### TASK PROMPT:
Your answer should consist of each line from the data below that contains "simple".

### DATA FOR THIS EXERCISE:

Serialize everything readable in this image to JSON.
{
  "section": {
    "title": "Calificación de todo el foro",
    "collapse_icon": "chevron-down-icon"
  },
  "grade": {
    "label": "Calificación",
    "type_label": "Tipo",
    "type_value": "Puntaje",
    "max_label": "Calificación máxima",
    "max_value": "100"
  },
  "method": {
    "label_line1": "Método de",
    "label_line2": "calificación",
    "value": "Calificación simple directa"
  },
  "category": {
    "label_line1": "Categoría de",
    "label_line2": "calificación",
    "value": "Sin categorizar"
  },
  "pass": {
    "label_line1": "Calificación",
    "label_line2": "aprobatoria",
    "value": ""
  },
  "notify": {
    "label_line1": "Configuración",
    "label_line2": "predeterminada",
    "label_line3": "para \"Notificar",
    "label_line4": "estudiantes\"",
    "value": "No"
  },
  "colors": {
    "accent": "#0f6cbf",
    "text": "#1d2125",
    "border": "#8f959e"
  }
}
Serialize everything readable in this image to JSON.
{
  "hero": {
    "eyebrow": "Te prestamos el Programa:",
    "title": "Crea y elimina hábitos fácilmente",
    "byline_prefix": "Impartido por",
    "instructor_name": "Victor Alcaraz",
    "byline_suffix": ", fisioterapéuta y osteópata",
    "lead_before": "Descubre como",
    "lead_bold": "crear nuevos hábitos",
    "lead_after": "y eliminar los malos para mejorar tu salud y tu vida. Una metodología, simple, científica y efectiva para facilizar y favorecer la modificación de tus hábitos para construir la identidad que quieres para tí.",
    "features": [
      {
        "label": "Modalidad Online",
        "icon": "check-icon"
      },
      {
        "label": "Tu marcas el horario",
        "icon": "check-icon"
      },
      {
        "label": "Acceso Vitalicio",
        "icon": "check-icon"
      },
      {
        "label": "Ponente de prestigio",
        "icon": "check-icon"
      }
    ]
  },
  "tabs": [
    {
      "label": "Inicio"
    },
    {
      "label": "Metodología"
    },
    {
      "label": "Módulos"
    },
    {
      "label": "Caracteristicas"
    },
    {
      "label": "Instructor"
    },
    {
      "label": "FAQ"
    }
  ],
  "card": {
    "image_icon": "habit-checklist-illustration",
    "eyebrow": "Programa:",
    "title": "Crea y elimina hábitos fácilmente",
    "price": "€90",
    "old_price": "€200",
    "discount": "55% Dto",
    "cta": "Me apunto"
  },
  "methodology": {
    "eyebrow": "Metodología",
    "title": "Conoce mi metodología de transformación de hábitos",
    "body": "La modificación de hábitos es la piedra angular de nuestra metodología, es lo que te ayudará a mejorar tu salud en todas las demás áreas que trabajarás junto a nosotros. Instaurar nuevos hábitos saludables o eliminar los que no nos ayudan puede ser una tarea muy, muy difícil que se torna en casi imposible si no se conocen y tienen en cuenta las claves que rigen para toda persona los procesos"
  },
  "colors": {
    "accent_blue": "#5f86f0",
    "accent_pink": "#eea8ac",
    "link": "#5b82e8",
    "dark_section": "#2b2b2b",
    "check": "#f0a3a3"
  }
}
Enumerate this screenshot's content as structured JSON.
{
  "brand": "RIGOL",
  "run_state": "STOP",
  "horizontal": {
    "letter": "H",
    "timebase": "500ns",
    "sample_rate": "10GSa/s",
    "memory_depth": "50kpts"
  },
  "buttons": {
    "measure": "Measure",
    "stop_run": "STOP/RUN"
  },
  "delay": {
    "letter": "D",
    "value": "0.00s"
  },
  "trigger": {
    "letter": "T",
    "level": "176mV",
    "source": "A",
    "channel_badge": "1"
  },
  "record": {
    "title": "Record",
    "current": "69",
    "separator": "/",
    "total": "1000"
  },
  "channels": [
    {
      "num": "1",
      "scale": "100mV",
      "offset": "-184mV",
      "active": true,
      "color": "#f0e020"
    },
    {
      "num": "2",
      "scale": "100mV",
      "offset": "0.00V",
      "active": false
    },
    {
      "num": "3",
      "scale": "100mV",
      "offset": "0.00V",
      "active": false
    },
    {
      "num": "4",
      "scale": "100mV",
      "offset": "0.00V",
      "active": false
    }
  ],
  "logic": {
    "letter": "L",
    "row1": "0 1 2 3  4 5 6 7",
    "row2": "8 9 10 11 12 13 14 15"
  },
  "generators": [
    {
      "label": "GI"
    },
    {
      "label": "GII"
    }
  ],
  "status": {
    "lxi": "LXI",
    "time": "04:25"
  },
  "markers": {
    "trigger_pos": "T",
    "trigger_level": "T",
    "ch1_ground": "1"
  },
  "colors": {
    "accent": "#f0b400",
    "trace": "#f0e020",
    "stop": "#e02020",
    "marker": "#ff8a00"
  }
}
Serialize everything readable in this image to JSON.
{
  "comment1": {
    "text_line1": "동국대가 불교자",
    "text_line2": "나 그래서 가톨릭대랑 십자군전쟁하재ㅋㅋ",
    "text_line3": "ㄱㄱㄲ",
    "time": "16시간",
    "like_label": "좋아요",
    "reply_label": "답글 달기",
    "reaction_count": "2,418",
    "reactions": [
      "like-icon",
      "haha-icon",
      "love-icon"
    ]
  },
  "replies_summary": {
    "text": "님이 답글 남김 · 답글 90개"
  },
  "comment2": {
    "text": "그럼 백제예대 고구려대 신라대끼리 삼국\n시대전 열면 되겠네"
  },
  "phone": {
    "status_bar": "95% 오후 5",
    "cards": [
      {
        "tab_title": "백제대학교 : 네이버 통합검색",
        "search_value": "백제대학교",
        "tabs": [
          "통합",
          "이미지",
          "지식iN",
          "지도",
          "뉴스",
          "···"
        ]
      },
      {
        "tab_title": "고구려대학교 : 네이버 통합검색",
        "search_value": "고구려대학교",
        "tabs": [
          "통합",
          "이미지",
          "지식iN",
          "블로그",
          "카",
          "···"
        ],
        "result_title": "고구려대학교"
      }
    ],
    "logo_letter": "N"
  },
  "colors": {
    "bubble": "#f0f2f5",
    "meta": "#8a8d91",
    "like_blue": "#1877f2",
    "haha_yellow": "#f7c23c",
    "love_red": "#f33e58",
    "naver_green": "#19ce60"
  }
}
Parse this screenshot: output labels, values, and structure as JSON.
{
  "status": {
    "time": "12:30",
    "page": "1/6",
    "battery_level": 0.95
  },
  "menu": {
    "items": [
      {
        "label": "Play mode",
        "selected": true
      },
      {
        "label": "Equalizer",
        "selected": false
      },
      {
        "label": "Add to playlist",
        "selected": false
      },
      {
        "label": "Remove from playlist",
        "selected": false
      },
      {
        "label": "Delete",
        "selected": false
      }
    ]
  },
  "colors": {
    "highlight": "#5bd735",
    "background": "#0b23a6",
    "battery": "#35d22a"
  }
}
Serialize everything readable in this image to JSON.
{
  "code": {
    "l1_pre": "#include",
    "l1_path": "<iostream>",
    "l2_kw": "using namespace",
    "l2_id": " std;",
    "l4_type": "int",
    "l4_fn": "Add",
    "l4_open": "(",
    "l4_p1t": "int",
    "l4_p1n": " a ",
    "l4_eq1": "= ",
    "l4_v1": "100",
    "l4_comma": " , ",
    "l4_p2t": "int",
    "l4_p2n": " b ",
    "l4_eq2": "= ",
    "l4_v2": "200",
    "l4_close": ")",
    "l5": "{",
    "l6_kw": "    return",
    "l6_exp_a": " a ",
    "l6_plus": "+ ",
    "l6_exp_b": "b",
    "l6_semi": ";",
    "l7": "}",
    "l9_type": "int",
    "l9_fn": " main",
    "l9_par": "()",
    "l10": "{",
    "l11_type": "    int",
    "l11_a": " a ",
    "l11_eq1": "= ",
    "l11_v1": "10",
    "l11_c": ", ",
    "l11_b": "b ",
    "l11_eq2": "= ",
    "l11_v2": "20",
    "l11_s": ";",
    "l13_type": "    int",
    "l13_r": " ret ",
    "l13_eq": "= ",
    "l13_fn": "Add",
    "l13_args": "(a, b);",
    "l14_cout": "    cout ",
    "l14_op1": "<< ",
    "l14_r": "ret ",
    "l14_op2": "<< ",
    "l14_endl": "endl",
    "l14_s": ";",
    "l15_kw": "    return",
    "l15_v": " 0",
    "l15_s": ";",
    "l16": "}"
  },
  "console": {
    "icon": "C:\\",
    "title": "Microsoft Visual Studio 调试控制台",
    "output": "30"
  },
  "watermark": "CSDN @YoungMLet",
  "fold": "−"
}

### SOLUTION TO THIS EXERCISE:
    "value": "Calificación simple directa"
    "lead_after": "y eliminar los malos para mejorar tu salud y tu vida. Una metodología, simple, científica y efectiva para facilizar y favorecer la modificación de tus hábitos para construir la identidad que quieres para tí.",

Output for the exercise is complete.